What They Do
Radiology technicians (aka radiologic technologists and radiographers) take x-ray films (radiographs) of different parts of the human body and administer nonradioactive materials into patients' bloodstreams as requested by physicians for the purpose of diagnosing medical problems.
Radiology technicians with greater experience and specialized training can perform more complex imaging procedures such as mammograms, ultrasound, computed tomography (CT) or magnetic resonance imaging (MRI).
Many radiology technicians specialize in mammography, which uses low-dose x-rays to produce images of the breast for the purpose of diagnosing benign breast conditions and breast cancer.

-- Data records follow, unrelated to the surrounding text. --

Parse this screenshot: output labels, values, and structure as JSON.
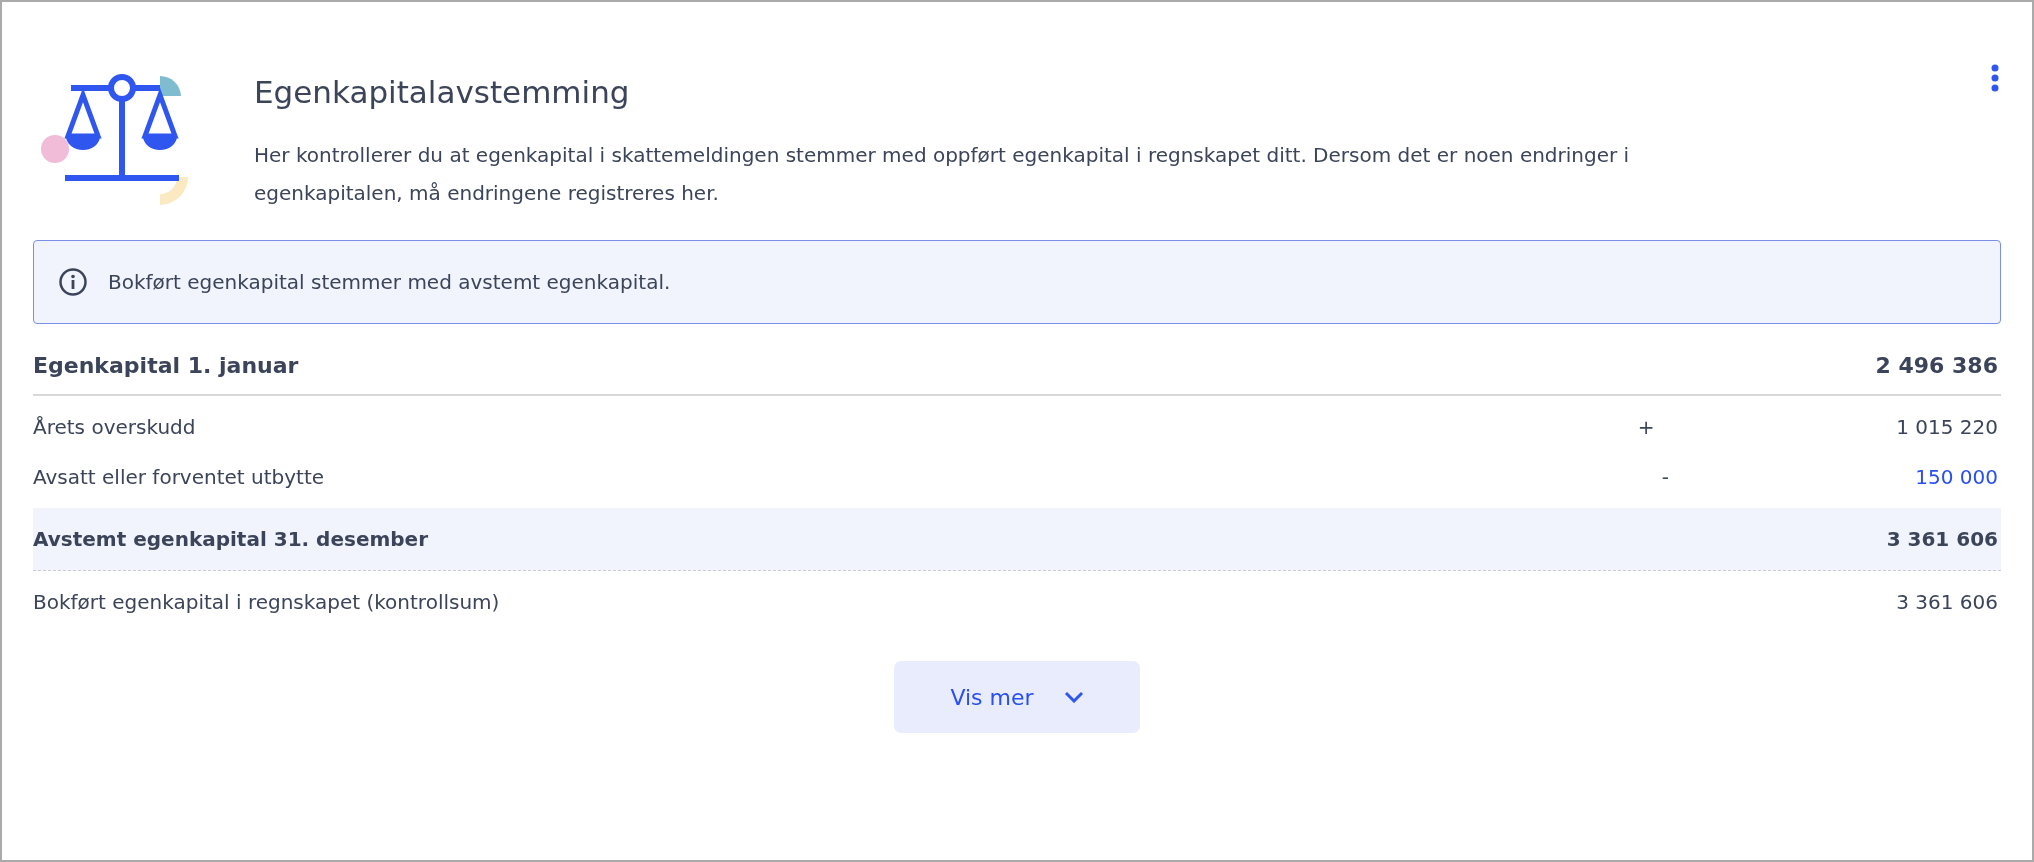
{
  "header": {
    "title": "Egenkapitalavstemming",
    "description": "Her kontrollerer du at egenkapital i skattemeldingen stemmer med oppført egenkapital i regnskapet ditt. Dersom det er noen endringer i egenkapitalen, må endringene registreres her."
  },
  "info": {
    "message": "Bokført egenkapital stemmer med avstemt egenkapital."
  },
  "rows": [
    {
      "kind": "total",
      "label": "Egenkapital 1. januar",
      "value": "2 496 386",
      "link": false
    },
    {
      "kind": "line",
      "label": "Årets overskudd",
      "sign": "+",
      "value": "1 015 220",
      "link": false
    },
    {
      "kind": "line",
      "label": "Avsatt eller forventet utbytte",
      "sign": "-",
      "value": "150 000",
      "link": true
    },
    {
      "kind": "sum",
      "label": "Avstemt egenkapital 31. desember",
      "value": "3 361 606",
      "link": false
    },
    {
      "kind": "control",
      "label": "Bokført egenkapital i regnskapet (kontrollsum)",
      "value": "3 361 606",
      "link": false
    }
  ],
  "show_more": {
    "label": "Vis mer"
  }
}
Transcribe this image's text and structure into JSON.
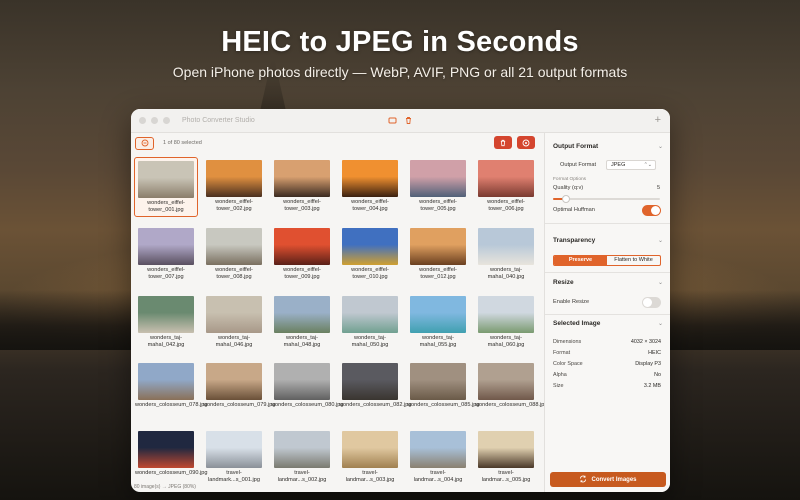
{
  "hero": {
    "title": "HEIC to JPEG in Seconds",
    "subtitle": "Open iPhone photos directly — WebP, AVIF, PNG or all 21 output formats"
  },
  "window": {
    "title": "Photo Converter Studio",
    "titlebar_icons": [
      "window-icon",
      "trash-icon"
    ],
    "add_icon": "plus-icon"
  },
  "toolbar": {
    "select_icon": "select-circle-icon",
    "selection_text": "1 of 80 selected",
    "delete_icon": "trash-icon",
    "remove_icon": "remove-circle-icon"
  },
  "images": [
    {
      "name": "wonders_eiffel-tower_001.jpg",
      "selected": true,
      "colors": [
        "#c9c4b6",
        "#8a7d6a"
      ]
    },
    {
      "name": "wonders_eiffel-tower_002.jpg",
      "colors": [
        "#e09040",
        "#4a3020"
      ]
    },
    {
      "name": "wonders_eiffel-tower_003.jpg",
      "colors": [
        "#d8a070",
        "#3a2a20"
      ]
    },
    {
      "name": "wonders_eiffel-tower_004.jpg",
      "colors": [
        "#f09030",
        "#3a2010"
      ]
    },
    {
      "name": "wonders_eiffel-tower_005.jpg",
      "colors": [
        "#d0a0a8",
        "#506078"
      ]
    },
    {
      "name": "wonders_eiffel-tower_006.jpg",
      "colors": [
        "#e08070",
        "#7a3a30"
      ]
    },
    {
      "name": "wonders_eiffel-tower_007.jpg",
      "colors": [
        "#b0a8c8",
        "#5a5060"
      ]
    },
    {
      "name": "wonders_eiffel-tower_008.jpg",
      "colors": [
        "#c8c8c0",
        "#7a7060"
      ]
    },
    {
      "name": "wonders_eiffel-tower_009.jpg",
      "colors": [
        "#e05030",
        "#5a2018"
      ]
    },
    {
      "name": "wonders_eiffel-tower_010.jpg",
      "colors": [
        "#4070c0",
        "#d0a030"
      ]
    },
    {
      "name": "wonders_eiffel-tower_012.jpg",
      "colors": [
        "#e0a060",
        "#6a4020"
      ]
    },
    {
      "name": "wonders_taj-mahal_040.jpg",
      "colors": [
        "#b8c8d8",
        "#e8e4dc"
      ]
    },
    {
      "name": "wonders_taj-mahal_042.jpg",
      "colors": [
        "#6a8a70",
        "#c8c0b0"
      ]
    },
    {
      "name": "wonders_taj-mahal_046.jpg",
      "colors": [
        "#c8c0b0",
        "#a89888"
      ]
    },
    {
      "name": "wonders_taj-mahal_048.jpg",
      "colors": [
        "#9ab0c8",
        "#6a8060"
      ]
    },
    {
      "name": "wonders_taj-mahal_050.jpg",
      "colors": [
        "#c0c8d0",
        "#70a090"
      ]
    },
    {
      "name": "wonders_taj-mahal_055.jpg",
      "colors": [
        "#80b8e0",
        "#40a0b0"
      ]
    },
    {
      "name": "wonders_taj-mahal_060.jpg",
      "colors": [
        "#d0d8e0",
        "#7a9a70"
      ]
    },
    {
      "name": "wonders_colosseum_078.jpg",
      "colors": [
        "#90a8c8",
        "#8a7058"
      ]
    },
    {
      "name": "wonders_colosseum_079.jpg",
      "colors": [
        "#c8a888",
        "#6a5038"
      ]
    },
    {
      "name": "wonders_colosseum_080.jpg",
      "colors": [
        "#b0b0b0",
        "#606060"
      ]
    },
    {
      "name": "wonders_colosseum_082.jpg",
      "colors": [
        "#5a5a60",
        "#3a3530"
      ]
    },
    {
      "name": "wonders_colosseum_085.jpg",
      "colors": [
        "#a09080",
        "#6a5a48"
      ]
    },
    {
      "name": "wonders_colosseum_088.jpg",
      "colors": [
        "#b0a090",
        "#70584a"
      ]
    },
    {
      "name": "wonders_colosseum_090.jpg",
      "colors": [
        "#202840",
        "#c04830"
      ]
    },
    {
      "name": "travel-landmark...s_001.jpg",
      "colors": [
        "#d8e0e8",
        "#8a9098"
      ]
    },
    {
      "name": "travel-landmar...s_002.jpg",
      "colors": [
        "#c0c8d0",
        "#7a7a70"
      ]
    },
    {
      "name": "travel-landmar...s_003.jpg",
      "colors": [
        "#e0c8a0",
        "#a08050"
      ]
    },
    {
      "name": "travel-landmar...s_004.jpg",
      "colors": [
        "#a8c0d8",
        "#8a8070"
      ]
    },
    {
      "name": "travel-landmar...s_005.jpg",
      "colors": [
        "#e0d0b0",
        "#4a3828"
      ]
    }
  ],
  "status": "80 image(s) → JPEG (80%)",
  "sidebar": {
    "output_format": {
      "title": "Output Format",
      "format_label": "Output Format",
      "format_value": "JPEG",
      "options_label": "Format Options",
      "quality_label": "Quality (q:v)",
      "quality_value": "5",
      "quality_fraction": 0.12,
      "huffman_label": "Optimal Huffman",
      "huffman_on": true
    },
    "transparency": {
      "title": "Transparency",
      "options": [
        "Preserve",
        "Flatten to White"
      ],
      "active": 0
    },
    "resize": {
      "title": "Resize",
      "enable_label": "Enable Resize",
      "enable_on": false
    },
    "selected_image": {
      "title": "Selected Image",
      "rows": [
        {
          "k": "Dimensions",
          "v": "4032 × 3024"
        },
        {
          "k": "Format",
          "v": "HEIC"
        },
        {
          "k": "Color Space",
          "v": "Display P3"
        },
        {
          "k": "Alpha",
          "v": "No"
        },
        {
          "k": "Size",
          "v": "3.2 MB"
        }
      ]
    },
    "convert_label": "Convert Images"
  },
  "colors": {
    "accent": "#e0642b",
    "danger": "#d4452e",
    "convert": "#c75a1f"
  }
}
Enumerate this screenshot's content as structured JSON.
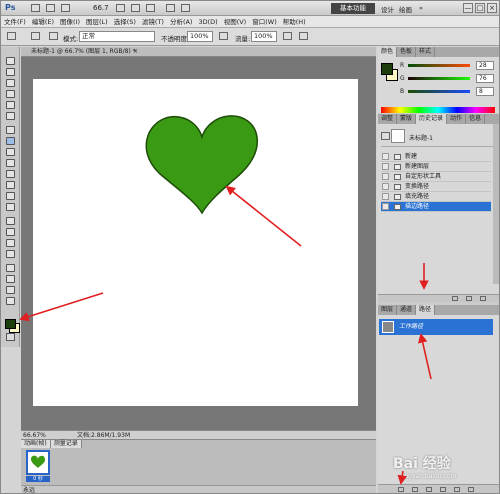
{
  "titlebar": {
    "logo": "Ps",
    "zoom": "66.7",
    "workspace_active": "基本功能",
    "workspace_links": [
      "设计",
      "绘画"
    ],
    "extra_link": "»",
    "window_buttons": [
      "—",
      "□",
      "×"
    ]
  },
  "menu": [
    "文件(F)",
    "编辑(E)",
    "图像(I)",
    "图层(L)",
    "选择(S)",
    "滤镜(T)",
    "分析(A)",
    "3D(D)",
    "视图(V)",
    "窗口(W)",
    "帮助(H)"
  ],
  "options": {
    "mode_label": "模式:",
    "mode_value": "正常",
    "opacity_label": "不透明度:",
    "opacity_value": "100%",
    "flow_label": "流量:",
    "flow_value": "100%"
  },
  "document": {
    "tab_title": "未标题-1 @ 66.7% (图层 1, RGB/8) *",
    "tab_close": "×",
    "status_zoom": "66.67%",
    "status_doc": "文档:2.86M/1.93M"
  },
  "bottom_panel": {
    "tabs": [
      "动画(帧)",
      "测量记录"
    ],
    "frame_label": "0 秒",
    "footer_loop": "永远"
  },
  "color_panel": {
    "tabs": [
      "颜色",
      "色板",
      "样式"
    ],
    "active_tab": "颜色",
    "foreground_color": "#1c3d0c",
    "background_color": "#fff9c8",
    "channels": [
      {
        "label": "R",
        "value": "28"
      },
      {
        "label": "G",
        "value": "76"
      },
      {
        "label": "B",
        "value": "8"
      }
    ]
  },
  "history_panel": {
    "tabs": [
      "调整",
      "蒙版",
      "历史记录",
      "动作",
      "信息"
    ],
    "active_tab": "历史记录",
    "snapshot_name": "未标题-1",
    "items": [
      "新建",
      "新建图层",
      "自定形状工具",
      "变换路径",
      "填充路径",
      "描边路径"
    ],
    "selected_item": "描边路径"
  },
  "paths_panel": {
    "tabs": [
      "图层",
      "通道",
      "路径"
    ],
    "active_tab": "路径",
    "path_name": "工作路径"
  },
  "watermark": {
    "text": "Bai 经验",
    "sub": "jingyan.baidu.com"
  },
  "colors": {
    "heart_fill": "#3a9a14",
    "arrow": "#e02020",
    "selection_blue": "#2a72d4"
  }
}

Experienced technicians may be promoted to supervisor, chief radiologic technologist, radiologist assistant and department administrator or director. An advanced degree and additional certification are required for these positions. Some become instructors in a medical institution program or with equipment manufacturers. Others become sales representatives with equipment manufacturers.
You should know that radiology technicians stand for long periods and may have to lift or turn disabled patients.
Radiology technicians who graduate from an accredited radiography education program with an Associate's or Bachelor's degree and earn certification from the American Registry of Radiologic Technologists® (ARRT) have an edge on being hired and promoted.
Radiology technician employment will increase faster than average for all occupations due to our growing and aging population.
Hospitals employ the most radiologist technicians but as outpatient health facilities grow, so will opportunities in physicians' offices, diagnostic imaging laboratories and diagnostic imaging and outpatient care centers.
Radiologic technicians who can relocate and who have experience in more than one diagnostic imaging procedure--for example, CT, MR and mammography--will have the best employment opportunities.
The typical average annual salary ranges between $42,000 and $49,000. Radiology technicians in jobs that require more experience, training, specialization and certification can make upwards of $70,000 per year.
For more information visit the U. S. Department of Labor Bureau of Labor Statistics Web site at www.bls.gov and Web Travelers' Web site at www.webtravelers.com.Copyright © 2014, The Baltimore Sun